> Task objective:
Where a line in the records holds "Selecione", count it once; return only the final number.

[Stored data entries]
□ □ □ □ □ □ □

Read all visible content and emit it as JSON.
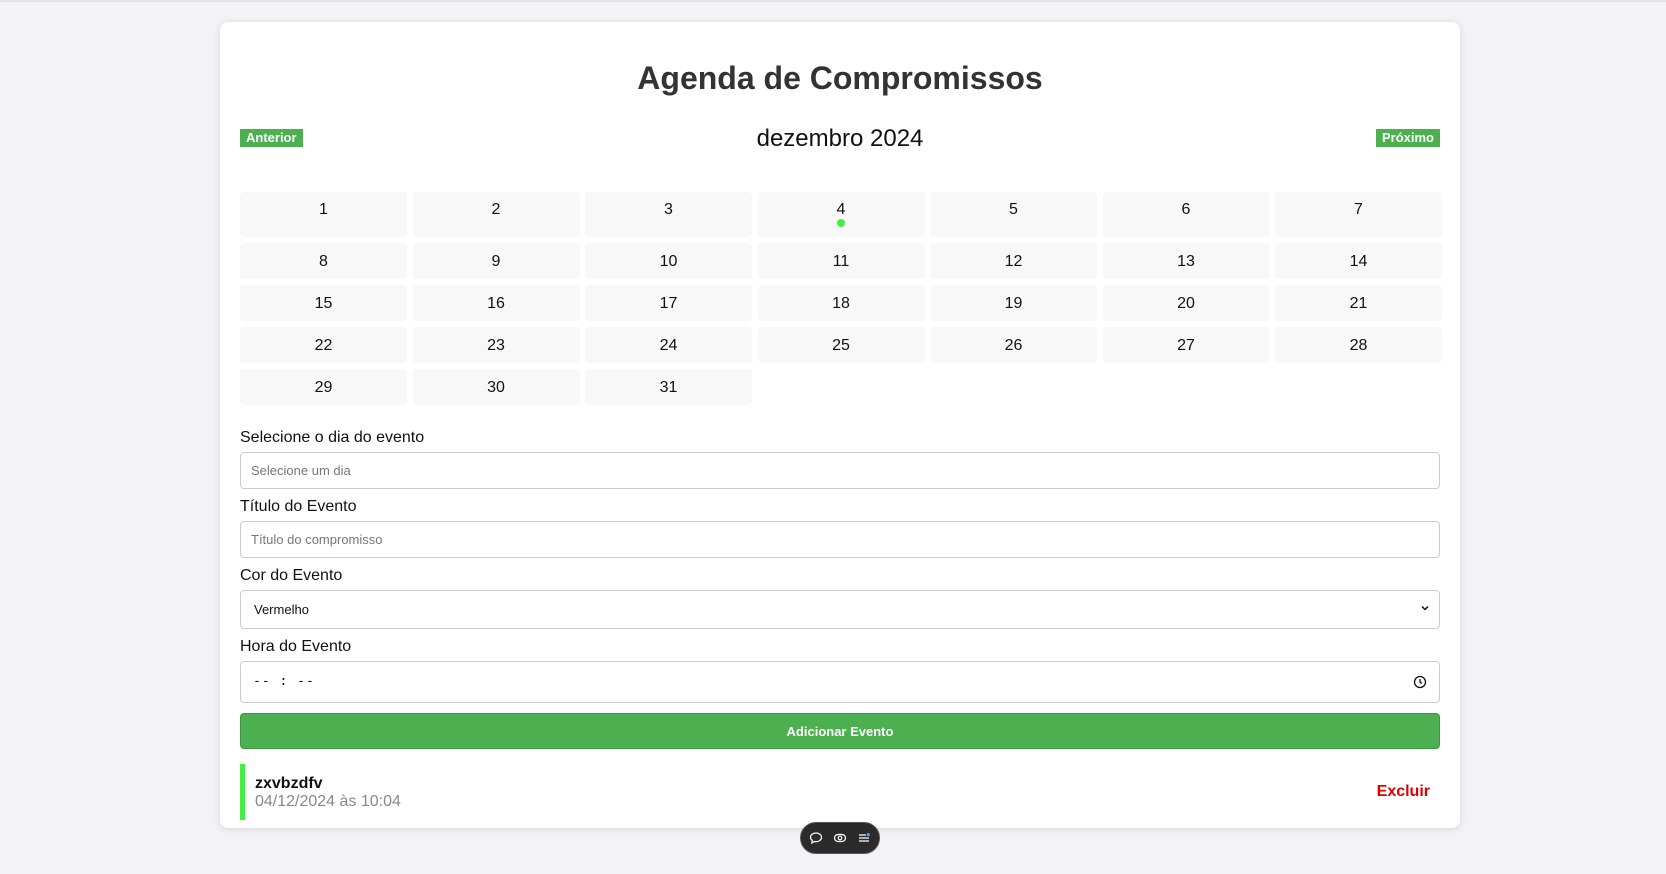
{
  "header": {
    "title": "Agenda de Compromissos"
  },
  "calendar": {
    "month_label": "dezembro 2024",
    "prev_label": "Anterior",
    "next_label": "Próximo",
    "days": [
      "1",
      "2",
      "3",
      "4",
      "5",
      "6",
      "7",
      "8",
      "9",
      "10",
      "11",
      "12",
      "13",
      "14",
      "15",
      "16",
      "17",
      "18",
      "19",
      "20",
      "21",
      "22",
      "23",
      "24",
      "25",
      "26",
      "27",
      "28",
      "29",
      "30",
      "31"
    ],
    "event_day": "4",
    "event_dot_color": "#44ee44"
  },
  "form": {
    "day_label": "Selecione o dia do evento",
    "day_placeholder": "Selecione um dia",
    "title_label": "Título do Evento",
    "title_placeholder": "Título do compromisso",
    "color_label": "Cor do Evento",
    "color_value": "Vermelho",
    "time_label": "Hora do Evento",
    "time_value": "-- : --",
    "submit_label": "Adicionar Evento"
  },
  "events": [
    {
      "title": "zxvbzdfv",
      "when": "04/12/2024 às 10:04",
      "color": "#44ee44",
      "delete_label": "Excluir"
    }
  ],
  "theme": {
    "accent": "#4caf50",
    "danger": "#e00000"
  },
  "toolbar": {
    "icons": [
      "chat-icon",
      "eye-icon",
      "list-settings-icon"
    ]
  }
}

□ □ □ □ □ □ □

> Solution below:
2